This project builds upon ongoing work within the Stanford Literary Lab on the subject of poetic discourse. Our project depends upon a corpus of poetry tagged as either satire or allegory (or neither, as a control), which can be used to both train our algorithm and test its efficacy. For this project, we have assembled a corpus of over 1500 poems, written between 1700 and 1800 that have been identified as belonging to one of our two particular genres. As this project seeks to test the ability of the methodology we have devised to identify the presence of satire or allegory within an entire poem, we have limited our corpus to poems that participate fully within the genres of satire or allegory, rather than those that have satiric or allegoric passages only. As the identifying markers of these genres are already highly nuanced, we feel that restricting our study to these two examples better enables us to identify a working model of poetic tropes that can later be improved for finer-grained and more detailed applications. Similarly, this will be the first practical application of an automated method for identifying and cataloguing meter and rhyme scheme within poetic writing that we have developed for the lab. As we argue that the artifacts of poetic tropes exist within the interaction between semantic fields and their formal mediation, we are able to bring our new ability to identify formal aspects of the poem to bear on the analysis of the patterns that these interactions take.

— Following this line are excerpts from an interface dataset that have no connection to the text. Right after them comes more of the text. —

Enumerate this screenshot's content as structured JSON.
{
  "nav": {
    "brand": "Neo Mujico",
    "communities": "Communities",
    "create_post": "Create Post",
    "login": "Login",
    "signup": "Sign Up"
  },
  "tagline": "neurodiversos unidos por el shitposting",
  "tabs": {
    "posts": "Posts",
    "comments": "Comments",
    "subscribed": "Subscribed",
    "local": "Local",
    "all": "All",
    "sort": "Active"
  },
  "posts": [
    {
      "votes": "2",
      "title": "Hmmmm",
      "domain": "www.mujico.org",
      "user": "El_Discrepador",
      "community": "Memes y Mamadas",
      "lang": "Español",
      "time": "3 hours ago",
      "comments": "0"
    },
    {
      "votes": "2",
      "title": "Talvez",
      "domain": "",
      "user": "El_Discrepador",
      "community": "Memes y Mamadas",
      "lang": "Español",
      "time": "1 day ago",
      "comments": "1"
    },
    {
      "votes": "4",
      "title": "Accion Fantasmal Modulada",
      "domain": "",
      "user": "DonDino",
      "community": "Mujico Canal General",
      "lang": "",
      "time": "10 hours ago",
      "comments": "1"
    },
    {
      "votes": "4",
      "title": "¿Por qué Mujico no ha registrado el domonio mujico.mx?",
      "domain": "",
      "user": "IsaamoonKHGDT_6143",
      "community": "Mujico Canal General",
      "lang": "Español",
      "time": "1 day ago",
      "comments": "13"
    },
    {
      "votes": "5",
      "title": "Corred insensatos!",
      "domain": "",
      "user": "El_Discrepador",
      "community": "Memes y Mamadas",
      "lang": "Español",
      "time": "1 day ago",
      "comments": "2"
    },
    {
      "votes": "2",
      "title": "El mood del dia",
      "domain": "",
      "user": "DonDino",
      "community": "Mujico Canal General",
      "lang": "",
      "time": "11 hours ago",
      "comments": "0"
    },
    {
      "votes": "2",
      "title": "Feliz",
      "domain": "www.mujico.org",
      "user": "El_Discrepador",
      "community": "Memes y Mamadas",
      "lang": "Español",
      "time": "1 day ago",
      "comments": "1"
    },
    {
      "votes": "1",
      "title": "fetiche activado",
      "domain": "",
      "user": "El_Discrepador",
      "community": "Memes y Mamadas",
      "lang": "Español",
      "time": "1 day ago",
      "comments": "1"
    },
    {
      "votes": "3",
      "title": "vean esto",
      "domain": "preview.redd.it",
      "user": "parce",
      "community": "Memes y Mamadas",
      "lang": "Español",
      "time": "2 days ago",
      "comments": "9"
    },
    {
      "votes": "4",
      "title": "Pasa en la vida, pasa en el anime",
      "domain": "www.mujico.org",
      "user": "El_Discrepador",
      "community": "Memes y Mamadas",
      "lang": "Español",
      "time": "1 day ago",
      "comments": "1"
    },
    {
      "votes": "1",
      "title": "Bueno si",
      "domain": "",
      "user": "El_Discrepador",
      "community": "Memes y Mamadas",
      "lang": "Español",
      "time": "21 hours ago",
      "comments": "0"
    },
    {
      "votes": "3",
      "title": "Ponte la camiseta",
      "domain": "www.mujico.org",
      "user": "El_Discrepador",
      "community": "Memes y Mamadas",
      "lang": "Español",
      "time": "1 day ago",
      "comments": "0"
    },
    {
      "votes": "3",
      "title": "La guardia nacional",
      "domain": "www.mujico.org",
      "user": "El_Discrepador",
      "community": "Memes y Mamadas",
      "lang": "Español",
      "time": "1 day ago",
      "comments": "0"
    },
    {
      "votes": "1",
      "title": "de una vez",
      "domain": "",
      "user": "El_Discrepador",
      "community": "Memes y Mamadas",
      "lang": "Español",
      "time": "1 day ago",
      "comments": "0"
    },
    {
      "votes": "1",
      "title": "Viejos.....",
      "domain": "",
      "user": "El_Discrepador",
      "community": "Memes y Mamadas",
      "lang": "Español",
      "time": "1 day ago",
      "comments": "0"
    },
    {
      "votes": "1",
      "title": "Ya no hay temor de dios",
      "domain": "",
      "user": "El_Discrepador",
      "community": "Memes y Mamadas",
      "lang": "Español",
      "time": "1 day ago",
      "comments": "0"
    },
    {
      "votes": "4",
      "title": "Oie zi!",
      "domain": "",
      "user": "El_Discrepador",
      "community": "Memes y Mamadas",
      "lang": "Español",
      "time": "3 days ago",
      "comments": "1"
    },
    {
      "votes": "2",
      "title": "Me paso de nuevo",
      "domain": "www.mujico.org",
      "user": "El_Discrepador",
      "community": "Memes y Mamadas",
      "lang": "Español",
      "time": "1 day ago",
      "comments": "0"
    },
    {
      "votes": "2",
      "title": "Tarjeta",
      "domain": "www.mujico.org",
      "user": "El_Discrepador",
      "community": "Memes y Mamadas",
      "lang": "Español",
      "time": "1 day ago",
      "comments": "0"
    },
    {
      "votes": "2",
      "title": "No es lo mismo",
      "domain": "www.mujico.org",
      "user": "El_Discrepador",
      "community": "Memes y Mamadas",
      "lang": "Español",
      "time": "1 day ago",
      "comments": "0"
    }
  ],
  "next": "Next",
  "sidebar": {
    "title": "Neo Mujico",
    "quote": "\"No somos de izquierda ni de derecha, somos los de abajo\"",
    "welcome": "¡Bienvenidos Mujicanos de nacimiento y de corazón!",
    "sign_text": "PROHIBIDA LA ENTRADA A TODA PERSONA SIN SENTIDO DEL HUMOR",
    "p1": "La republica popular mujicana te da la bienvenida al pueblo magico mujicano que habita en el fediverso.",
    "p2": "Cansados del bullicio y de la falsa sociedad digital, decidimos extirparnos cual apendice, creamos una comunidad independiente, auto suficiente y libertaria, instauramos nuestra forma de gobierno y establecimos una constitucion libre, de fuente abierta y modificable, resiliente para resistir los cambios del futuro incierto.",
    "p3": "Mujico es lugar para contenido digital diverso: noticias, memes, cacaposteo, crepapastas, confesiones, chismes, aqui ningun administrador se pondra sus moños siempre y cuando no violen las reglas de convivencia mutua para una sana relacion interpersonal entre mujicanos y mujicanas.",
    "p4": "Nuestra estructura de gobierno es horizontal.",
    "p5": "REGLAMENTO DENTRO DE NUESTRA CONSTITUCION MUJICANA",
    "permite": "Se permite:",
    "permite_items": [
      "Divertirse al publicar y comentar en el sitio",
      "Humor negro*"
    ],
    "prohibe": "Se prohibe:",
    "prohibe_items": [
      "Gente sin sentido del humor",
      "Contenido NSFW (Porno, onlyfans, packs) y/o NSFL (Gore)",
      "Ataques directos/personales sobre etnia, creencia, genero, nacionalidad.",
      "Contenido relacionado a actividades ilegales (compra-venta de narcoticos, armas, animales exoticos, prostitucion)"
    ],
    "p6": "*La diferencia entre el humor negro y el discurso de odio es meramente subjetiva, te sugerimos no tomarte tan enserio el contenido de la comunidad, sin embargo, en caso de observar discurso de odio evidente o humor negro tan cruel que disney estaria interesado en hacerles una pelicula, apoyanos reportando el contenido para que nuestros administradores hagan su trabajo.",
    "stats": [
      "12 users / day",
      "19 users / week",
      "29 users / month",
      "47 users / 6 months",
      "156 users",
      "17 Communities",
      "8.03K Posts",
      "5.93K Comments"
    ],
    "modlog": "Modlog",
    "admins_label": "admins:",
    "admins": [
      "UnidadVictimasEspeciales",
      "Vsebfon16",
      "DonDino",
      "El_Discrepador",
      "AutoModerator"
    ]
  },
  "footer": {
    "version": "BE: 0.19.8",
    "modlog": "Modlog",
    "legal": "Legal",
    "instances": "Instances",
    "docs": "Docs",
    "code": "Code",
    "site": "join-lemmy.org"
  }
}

The stakes of this project involve both a push to incorporate poetic writing within our methodology of quantitative analysis, and a challenge to our understanding of the ways that figurative language operates within eighteenth-century poetry. Scholars, such as Fletcher and Bloom on allegory (2012) and Connery and Combe on satire (1995), argue that we are only able to recognize these genres through a detailed understanding of the historical and cultural contexts in which the poem was written. Our methodology, however, argues for an expanded understanding of context: instead of a detailed knowledge of eighteenth-century political or economic history, context, in our study, is a function of the relationship between semantic fields and their formal mediation within a poem. This, we argue, is equally as important to the context of the poem as the geo-political and historical world from which it emerged. While the necessary specificity of our study limits our project's conclusions to the genres of eighteenth-century allegory and satire, we believe that our results have implications for a wider understanding of how figurative language can be incorporated within a quantitative analysis of literature. By carefully limiting our genres and period, we are offering this study as a proof-of-concept test whose results will aid in future quantitative and digital work on poetry. We anticipate that this pilot study can be extrapolated into a wider understanding of figurative language and the tropes in which it operates and that our results from this project can be incorporated into future work that seeks to undertake a wider and more comprehensive analysis of poetic language across multiple centuries.